Hrdlicka failed to establish a prima facie case of disability discrimination … because her purported disability was unknown to either herself or General Motors until well after her employment was terminated. The parties agree that Hrdlicka was never diagnosed with any medical condition until after her termination. In fact, she never even sought medical help for any symptoms or conditions from which she was suffering while employed.
Hrdlicka claimed that prior to her termination she had told her supervisor of symptoms she was suffering and that she was "depressed," which should have created a fact issue for trial. The 6th Circuit also dismissed those arguments.
Hrdlicka's text messages required Eko to speculate as to the existence of a disability. Many of the text messages reference only generalized ailments, such as Hrdlicka's "head … really hurting," having a "fever and other symptoms," or simply being "sick." Such symptoms are consistent with many short-term, nondisabling ailments, including a common cold. Other text messages make even more general references to "having a tough time" or dealing with "a mental thing." Although these messages might have given Eko a general awareness of a health issue, that is not enough. At bottom, these text messages were not sufficient to apprise Eko of a disability, especially when Hrdlicka herself was unaware of any disability.
Hrdlicka [also] made only a single, unsubstantiated statement that she was depressed without any corroborating medical evidence and without ever having sought medical help, and she consistently presented the issue as a workplace conflict, not a disability … leaving General Motors to "speculate" as to the existence of a disability as opposed to Hrdlicka's concern about her interpersonal work conflict.

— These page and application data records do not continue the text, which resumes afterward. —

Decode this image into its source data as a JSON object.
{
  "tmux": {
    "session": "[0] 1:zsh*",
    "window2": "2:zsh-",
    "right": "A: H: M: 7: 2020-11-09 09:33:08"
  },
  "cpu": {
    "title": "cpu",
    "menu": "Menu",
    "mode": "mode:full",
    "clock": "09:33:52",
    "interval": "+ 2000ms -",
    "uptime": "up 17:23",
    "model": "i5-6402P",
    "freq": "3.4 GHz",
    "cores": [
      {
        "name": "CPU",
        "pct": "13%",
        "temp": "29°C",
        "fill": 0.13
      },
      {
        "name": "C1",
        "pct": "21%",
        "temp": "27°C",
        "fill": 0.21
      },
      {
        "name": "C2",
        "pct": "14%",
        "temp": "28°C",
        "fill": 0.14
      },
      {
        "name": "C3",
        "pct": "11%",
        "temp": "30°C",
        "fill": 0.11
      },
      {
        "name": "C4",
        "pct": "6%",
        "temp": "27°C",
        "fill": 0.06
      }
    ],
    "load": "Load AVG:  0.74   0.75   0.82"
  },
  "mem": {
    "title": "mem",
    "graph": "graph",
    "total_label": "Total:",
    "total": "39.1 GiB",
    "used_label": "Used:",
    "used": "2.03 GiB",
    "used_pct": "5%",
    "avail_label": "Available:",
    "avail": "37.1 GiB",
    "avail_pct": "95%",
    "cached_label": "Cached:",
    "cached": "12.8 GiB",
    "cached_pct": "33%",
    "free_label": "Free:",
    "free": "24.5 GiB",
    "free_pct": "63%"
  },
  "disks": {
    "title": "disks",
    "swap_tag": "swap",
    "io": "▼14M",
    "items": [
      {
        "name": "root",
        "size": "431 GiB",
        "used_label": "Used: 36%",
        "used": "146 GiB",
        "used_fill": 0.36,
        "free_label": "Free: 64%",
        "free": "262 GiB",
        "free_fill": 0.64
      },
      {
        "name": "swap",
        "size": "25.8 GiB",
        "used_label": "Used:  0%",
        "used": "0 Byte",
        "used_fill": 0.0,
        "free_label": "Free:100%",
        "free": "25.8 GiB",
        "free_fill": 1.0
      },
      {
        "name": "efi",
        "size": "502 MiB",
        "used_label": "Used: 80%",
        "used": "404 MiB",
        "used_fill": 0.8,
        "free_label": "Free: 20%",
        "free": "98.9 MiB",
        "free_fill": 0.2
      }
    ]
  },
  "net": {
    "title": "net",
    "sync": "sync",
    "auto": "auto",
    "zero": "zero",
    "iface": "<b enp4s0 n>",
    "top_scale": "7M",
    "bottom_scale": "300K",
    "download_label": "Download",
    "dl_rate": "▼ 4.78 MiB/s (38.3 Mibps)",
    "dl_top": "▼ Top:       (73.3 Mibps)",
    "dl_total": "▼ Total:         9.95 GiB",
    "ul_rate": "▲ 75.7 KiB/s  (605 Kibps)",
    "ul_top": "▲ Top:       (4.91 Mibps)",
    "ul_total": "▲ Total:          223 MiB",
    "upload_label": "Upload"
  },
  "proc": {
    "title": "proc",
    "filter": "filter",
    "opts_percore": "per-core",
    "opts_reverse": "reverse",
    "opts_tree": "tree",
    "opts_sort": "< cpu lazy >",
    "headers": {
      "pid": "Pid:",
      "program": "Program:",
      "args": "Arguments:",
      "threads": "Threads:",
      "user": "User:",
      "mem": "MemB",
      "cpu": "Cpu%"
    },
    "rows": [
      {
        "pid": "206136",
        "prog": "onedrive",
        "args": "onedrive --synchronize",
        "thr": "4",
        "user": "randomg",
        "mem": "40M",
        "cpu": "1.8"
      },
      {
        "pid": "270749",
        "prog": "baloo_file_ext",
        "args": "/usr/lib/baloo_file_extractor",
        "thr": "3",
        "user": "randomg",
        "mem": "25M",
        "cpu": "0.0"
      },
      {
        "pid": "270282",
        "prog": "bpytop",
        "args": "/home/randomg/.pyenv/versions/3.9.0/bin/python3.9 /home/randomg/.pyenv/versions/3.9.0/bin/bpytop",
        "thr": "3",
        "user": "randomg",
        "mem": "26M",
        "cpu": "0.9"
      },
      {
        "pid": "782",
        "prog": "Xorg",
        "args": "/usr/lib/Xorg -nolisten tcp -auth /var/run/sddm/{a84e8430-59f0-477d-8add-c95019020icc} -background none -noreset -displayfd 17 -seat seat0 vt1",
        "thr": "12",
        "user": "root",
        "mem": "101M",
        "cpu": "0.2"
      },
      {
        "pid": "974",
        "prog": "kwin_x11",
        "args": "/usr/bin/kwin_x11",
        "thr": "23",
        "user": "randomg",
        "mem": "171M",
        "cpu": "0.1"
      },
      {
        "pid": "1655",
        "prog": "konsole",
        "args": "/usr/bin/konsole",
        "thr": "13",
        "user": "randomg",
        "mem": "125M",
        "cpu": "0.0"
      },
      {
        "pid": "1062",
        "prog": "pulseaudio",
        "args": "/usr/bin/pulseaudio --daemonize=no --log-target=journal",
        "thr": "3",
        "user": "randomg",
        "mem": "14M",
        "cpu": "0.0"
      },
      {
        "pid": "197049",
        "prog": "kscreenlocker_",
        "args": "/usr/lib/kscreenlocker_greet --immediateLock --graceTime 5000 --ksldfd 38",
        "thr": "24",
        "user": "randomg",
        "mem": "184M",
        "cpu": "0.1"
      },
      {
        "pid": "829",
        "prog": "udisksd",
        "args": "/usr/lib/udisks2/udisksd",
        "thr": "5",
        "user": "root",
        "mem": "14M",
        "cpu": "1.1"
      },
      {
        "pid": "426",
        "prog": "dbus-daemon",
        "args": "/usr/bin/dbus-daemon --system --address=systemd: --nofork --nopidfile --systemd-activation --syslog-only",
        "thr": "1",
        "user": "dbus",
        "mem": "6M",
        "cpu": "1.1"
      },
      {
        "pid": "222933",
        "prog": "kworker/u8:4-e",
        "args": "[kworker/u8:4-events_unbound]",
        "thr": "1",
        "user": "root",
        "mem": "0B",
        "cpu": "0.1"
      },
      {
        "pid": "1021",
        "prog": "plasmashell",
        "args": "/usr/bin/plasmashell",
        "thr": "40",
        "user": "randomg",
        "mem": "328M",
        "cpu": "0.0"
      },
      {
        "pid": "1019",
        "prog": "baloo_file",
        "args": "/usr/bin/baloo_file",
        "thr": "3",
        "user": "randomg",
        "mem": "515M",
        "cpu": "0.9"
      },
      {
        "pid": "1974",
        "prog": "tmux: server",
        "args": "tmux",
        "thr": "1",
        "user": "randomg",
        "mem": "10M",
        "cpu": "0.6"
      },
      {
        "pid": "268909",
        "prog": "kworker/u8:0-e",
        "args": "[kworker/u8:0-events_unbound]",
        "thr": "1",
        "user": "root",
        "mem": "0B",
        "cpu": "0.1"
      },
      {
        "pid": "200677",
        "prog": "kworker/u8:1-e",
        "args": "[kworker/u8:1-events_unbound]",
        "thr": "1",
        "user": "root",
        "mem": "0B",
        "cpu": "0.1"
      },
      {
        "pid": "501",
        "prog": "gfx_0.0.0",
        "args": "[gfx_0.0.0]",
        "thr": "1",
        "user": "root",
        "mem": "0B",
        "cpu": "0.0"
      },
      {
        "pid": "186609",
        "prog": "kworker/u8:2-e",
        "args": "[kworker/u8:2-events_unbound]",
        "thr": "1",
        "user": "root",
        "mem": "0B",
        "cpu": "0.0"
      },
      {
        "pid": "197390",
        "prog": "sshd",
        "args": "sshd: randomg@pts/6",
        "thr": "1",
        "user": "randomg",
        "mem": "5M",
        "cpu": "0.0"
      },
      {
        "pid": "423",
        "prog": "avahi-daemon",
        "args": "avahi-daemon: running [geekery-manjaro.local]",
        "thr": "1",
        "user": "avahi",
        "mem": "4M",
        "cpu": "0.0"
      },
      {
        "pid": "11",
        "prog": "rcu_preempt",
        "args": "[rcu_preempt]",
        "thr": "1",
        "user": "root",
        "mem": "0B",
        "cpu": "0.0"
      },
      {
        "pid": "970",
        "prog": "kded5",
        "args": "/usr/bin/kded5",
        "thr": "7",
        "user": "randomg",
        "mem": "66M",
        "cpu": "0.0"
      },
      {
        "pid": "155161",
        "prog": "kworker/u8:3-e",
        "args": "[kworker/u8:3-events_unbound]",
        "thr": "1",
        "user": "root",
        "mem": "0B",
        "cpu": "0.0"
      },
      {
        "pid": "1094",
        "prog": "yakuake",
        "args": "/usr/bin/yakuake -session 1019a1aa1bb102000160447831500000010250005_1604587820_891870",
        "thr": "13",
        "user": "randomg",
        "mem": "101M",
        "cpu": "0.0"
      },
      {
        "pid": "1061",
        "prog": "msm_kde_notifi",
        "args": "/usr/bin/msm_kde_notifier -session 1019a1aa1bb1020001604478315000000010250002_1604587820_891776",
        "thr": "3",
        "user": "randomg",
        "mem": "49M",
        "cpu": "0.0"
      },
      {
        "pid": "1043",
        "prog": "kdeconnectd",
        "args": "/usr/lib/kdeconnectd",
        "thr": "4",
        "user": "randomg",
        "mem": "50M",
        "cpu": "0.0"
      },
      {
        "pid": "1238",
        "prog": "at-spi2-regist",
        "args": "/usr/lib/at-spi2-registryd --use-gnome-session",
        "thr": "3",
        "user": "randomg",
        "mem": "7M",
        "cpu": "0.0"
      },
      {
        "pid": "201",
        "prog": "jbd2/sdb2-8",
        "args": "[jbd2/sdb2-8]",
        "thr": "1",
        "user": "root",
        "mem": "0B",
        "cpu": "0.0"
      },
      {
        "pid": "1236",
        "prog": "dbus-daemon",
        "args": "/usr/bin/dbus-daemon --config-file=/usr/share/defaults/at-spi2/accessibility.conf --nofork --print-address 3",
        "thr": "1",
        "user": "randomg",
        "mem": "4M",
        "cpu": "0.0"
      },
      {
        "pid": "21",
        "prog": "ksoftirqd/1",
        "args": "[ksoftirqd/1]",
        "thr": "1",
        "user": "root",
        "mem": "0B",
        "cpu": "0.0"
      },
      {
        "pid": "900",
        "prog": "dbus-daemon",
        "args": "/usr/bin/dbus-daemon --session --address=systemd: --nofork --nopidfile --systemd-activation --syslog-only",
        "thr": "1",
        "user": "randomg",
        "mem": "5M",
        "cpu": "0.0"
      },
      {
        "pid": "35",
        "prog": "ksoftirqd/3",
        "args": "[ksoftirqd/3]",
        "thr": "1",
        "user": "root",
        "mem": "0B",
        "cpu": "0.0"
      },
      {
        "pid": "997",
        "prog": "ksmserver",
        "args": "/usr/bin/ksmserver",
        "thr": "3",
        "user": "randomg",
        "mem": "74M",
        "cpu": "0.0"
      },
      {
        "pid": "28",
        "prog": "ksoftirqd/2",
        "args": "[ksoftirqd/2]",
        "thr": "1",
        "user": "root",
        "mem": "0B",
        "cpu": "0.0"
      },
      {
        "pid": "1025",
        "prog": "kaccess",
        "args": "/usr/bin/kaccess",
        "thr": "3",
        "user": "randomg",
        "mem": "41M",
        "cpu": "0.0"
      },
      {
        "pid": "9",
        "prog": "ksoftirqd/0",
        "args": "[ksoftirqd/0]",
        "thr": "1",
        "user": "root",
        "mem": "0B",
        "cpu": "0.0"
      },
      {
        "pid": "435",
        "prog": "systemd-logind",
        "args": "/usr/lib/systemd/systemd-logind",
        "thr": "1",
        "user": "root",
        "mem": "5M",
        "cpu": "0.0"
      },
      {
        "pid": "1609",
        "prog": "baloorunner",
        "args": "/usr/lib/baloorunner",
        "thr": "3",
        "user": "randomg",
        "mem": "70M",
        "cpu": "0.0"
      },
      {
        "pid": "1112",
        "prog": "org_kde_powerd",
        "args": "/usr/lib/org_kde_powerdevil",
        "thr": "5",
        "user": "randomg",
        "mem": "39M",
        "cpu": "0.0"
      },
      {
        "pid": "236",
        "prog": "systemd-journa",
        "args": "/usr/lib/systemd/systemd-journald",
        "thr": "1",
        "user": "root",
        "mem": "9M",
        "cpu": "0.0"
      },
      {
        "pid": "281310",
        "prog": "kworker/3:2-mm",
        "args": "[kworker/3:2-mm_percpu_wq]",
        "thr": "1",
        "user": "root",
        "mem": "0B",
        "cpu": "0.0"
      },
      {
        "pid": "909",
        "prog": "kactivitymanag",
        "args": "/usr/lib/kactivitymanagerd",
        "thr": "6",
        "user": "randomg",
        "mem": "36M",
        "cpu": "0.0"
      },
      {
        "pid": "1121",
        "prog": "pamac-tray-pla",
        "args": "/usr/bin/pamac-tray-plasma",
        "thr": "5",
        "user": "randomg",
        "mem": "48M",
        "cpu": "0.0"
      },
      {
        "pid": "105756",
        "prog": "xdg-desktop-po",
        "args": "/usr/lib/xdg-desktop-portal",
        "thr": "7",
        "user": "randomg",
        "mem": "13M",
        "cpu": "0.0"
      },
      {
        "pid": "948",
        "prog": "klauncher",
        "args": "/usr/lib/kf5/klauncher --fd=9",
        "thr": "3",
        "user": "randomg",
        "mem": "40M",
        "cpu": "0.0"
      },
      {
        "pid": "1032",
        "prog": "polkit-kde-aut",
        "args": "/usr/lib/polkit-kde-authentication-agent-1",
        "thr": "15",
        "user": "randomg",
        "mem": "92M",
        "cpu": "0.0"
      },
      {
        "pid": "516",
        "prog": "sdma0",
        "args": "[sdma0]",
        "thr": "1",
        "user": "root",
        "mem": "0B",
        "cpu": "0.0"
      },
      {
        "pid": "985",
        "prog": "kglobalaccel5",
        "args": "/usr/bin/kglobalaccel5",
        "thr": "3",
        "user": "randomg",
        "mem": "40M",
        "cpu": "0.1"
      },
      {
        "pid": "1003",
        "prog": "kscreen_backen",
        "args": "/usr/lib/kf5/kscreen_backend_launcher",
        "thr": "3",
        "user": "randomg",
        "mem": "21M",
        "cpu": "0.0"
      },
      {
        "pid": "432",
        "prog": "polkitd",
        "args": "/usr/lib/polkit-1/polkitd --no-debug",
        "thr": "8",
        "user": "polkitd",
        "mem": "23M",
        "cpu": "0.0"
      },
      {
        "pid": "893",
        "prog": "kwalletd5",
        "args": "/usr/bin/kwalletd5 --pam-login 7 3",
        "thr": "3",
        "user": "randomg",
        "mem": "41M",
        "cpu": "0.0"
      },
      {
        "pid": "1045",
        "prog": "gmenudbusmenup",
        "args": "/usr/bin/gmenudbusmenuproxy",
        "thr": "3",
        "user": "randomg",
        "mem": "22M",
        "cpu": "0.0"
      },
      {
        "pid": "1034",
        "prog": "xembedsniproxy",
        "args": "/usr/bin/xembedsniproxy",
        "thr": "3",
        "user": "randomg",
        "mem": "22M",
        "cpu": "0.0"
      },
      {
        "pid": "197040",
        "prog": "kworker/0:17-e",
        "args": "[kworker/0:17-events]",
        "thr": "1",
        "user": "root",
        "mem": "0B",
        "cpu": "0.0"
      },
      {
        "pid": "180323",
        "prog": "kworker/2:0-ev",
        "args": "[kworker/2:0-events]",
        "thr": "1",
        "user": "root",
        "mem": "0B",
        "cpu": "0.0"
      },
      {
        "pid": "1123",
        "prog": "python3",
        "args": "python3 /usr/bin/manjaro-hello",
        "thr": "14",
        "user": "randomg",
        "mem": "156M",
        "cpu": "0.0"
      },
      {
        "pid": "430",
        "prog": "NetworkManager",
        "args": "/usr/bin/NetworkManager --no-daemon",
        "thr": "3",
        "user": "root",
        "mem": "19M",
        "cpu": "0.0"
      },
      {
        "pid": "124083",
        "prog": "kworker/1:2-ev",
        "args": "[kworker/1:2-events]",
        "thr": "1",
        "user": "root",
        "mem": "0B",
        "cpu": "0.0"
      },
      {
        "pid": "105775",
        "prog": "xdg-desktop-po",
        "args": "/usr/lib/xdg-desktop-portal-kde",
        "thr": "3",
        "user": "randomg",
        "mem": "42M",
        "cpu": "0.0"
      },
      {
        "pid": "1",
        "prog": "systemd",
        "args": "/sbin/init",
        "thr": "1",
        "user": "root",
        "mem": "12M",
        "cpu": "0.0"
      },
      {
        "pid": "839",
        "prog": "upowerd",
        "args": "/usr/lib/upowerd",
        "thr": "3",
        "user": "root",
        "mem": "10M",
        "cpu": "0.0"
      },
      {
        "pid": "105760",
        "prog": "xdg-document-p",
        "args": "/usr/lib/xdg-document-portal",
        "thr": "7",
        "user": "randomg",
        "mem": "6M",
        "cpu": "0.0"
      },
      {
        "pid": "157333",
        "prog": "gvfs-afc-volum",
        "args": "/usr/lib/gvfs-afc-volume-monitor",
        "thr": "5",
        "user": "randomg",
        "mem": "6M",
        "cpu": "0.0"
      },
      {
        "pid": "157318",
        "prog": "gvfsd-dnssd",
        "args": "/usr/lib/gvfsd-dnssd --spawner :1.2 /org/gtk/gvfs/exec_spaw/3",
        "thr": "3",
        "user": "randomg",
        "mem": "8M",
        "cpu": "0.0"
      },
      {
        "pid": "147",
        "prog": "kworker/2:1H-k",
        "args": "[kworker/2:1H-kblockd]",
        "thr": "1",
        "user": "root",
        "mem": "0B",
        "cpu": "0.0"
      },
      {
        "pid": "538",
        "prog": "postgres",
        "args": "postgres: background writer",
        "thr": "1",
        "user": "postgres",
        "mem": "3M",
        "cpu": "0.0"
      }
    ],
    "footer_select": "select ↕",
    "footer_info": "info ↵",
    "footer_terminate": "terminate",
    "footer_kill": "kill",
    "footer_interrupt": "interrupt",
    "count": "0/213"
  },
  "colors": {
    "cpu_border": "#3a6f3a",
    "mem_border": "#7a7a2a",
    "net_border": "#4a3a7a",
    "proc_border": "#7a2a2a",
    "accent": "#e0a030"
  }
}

A remarkably common sense decision from the 6th Circuit. An employer can't discriminate because of an employee's disability if the employee doesn't even know she's disabled until after the termination.